The Rocky Horror Picture Show: Let's Do the Time Warp Again
Laverne Cox heads the cast of this Fox reboot.
Nine months ago, Fox changed the musicals-on-TV game with its live broadcast of Grease. Content-wise, Grease Live didn't reinvent the wheel beyond padding the story a bit. What it did do was remarkable. While NBC broadcasts like Peter Pan Live and The Sound of Music Live did credible jobs of putting what amounted to live theater on television, Grease Live upped the ante of the fledgling genre's potential, figuring out how to retain a theatrical feel (and live audience) while opening the show up for the small-screen medium.
Of course, with every step forward, there's the potential for a journey in the opposite direction. Even so, it's bewildering how much of a step backward the network takes with The Rocky Horror Picture Show: Let's Do the Time Warp Again, a pre-taped movie airing October 20 that has had the benefits of editing and other traditional cinematic procedures. Featuring a surprisingly ordinary ensemble headed by Orange Is the New Black standout Laverne Cox, this unfortunate reboot fails to capture the spirit of the 1975 original, while taking pains to stay as close to it as possible.
For the uninitiated, Rocky Horror began life as a stage musical written by Richard O'Brien as a loving homage to the B movies of his youth. The strange plot follows the newly affianced Brad (here played by Ryan McCartan) and Janet (Victoria Justice), a pair of all-American virgins who stumble upon a haunted castle where trans-alien Dr. Frank-N-Furter (Cox) is celebrating the birth of her latest creation, a muscleman sex toy named Rocky (Staz Nair). Brad and Janet gradually lose their innocence as they become indoctrinated into the strange goings-on.
Besides the excellent Richard O'Brien score (and his less involving plot), a lot of The Rocky Horror Picture Show's charm came from its griminess, created with a knowing wink that made it easy to love and even easier to poke fun at. To this day, it remains the quintessential cult midnight movie, inspiring dress-up screenings complete with audience interaction and callbacks.
Those elements are built into this new version, insipidly directed for the screen by Kenny Ortega. Rather than using the iconic red lips to open the feature, Ortega takes us into an old movie palace where an usherette (Ivy Levan) welcomes a crowd of punk youths to a movie screening. As Rocky Horror comes to life, there are occasional flashes into the cinema, where toilet paper gets tossed around, and viewers carefully fill in the blank with phrases like "Say it!" during Frank's drawn-out "anticipation."
Missing, though, are the bluer references, like shouting naughty nicknames at Janet and Brad when they introduce themselves. It's a small qualm but a telling one, indicative of this remake's larger problem, its sanitization. Rocky Horror was racy for its time, a textbook definition of 1970s counterculture. Ortega and company scrub the material clean of any sort of defining character and '70s grit. By no means is this Rocky Horror for children, but it's the product of a director whose previous credits include bubblegum films like High School Musical.

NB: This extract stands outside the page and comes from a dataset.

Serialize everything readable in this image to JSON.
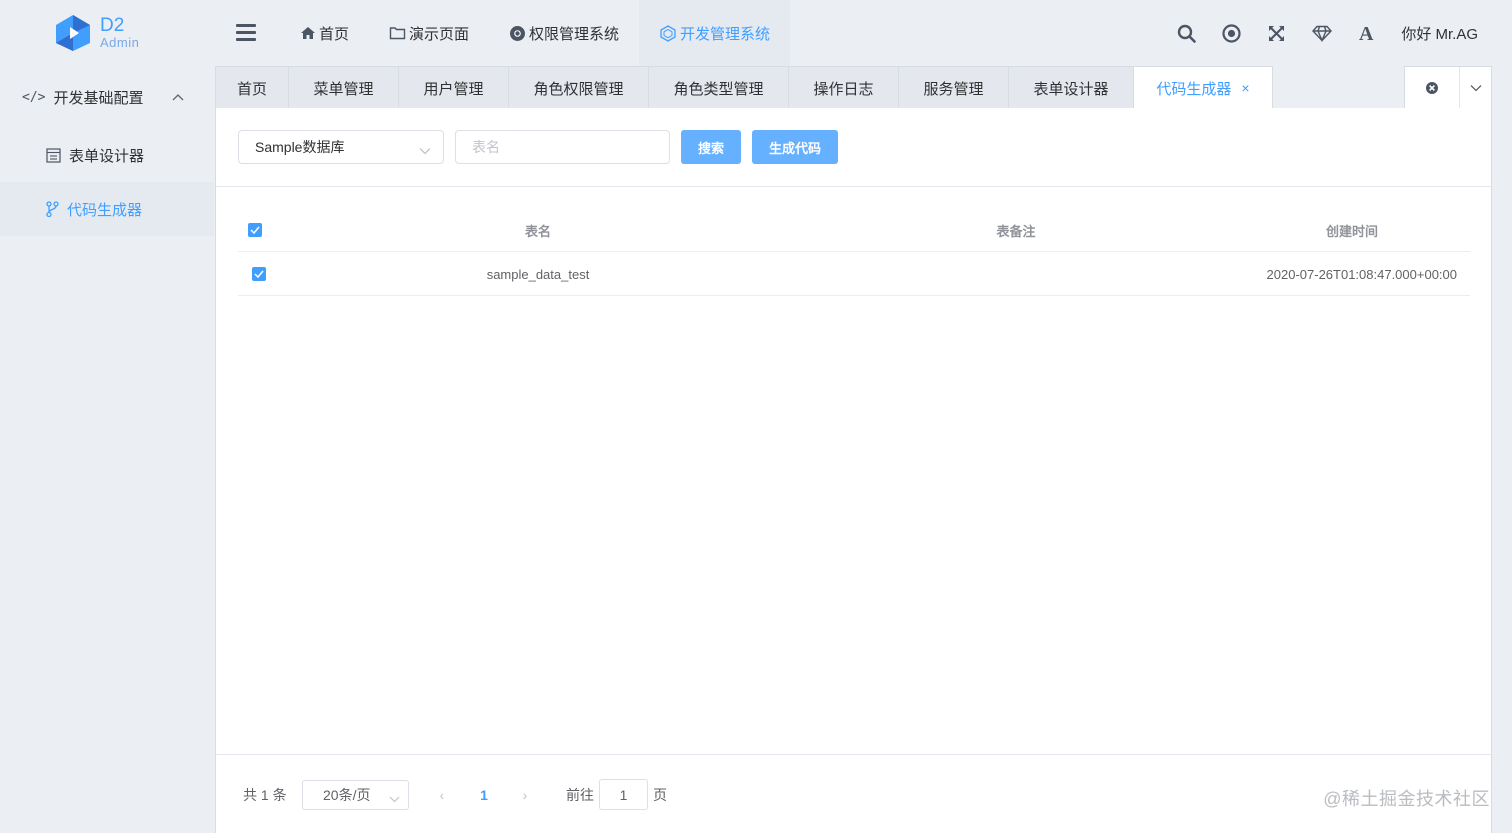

With the exception of casting Cox, a trans woman, as the "sweet transvestite from transsexual Transylvania," Ortega doesn't make any contributions to the material itself, and mostly sticks to the 1975 screenplay verbatim. Even the imagery has you yearning for the original as Ortega and director of photography Luc Montpellier redo sequences like "Over at the Frankenstein Place," rather than crafting their own take.
The actors are doing similar imitations. McCartan captures Barry Bostwick's average nerdiness, while Justice has Susan Sarandon's breathiness down pat. As no-longer hunched servant Riff Raff, Broadway Spider-Man veteran Reeve Carney does a near-perfect impression of O'Brien himself, who took on that role 40 years ago. All of them are auto-tuned to distraction, which further adds to the loss of grit.
Cox doesn't quite have the vocal prowess to hit all the notes, but she is nonetheless delicious as Frank-N-Furter, reimagined in salacious skin-tight costumes by William Ivey Long that strangely make her look like a flame. Other standouts who do manage to make unique marks include Adam Lambert as the motorcycle-riding Eddie and Tony-winning veteran Broadway scene-stealer Annaleigh Ashford as Columbia. And it's truly lovely to see Tim Curry, the defining Frank himself who was felled by a stroke several years ago, make an appearance as the narrator.
In the end, The Rocky Horror Picture Show: Let's Do the Time Warp Again is a major missed opportunity, one that keeps newness at arm's length in favor of safety. If you want the true Rocky Horror experience, watch the original risk-taking, boundary-breaking movie. It will have you shivering with antici…pation.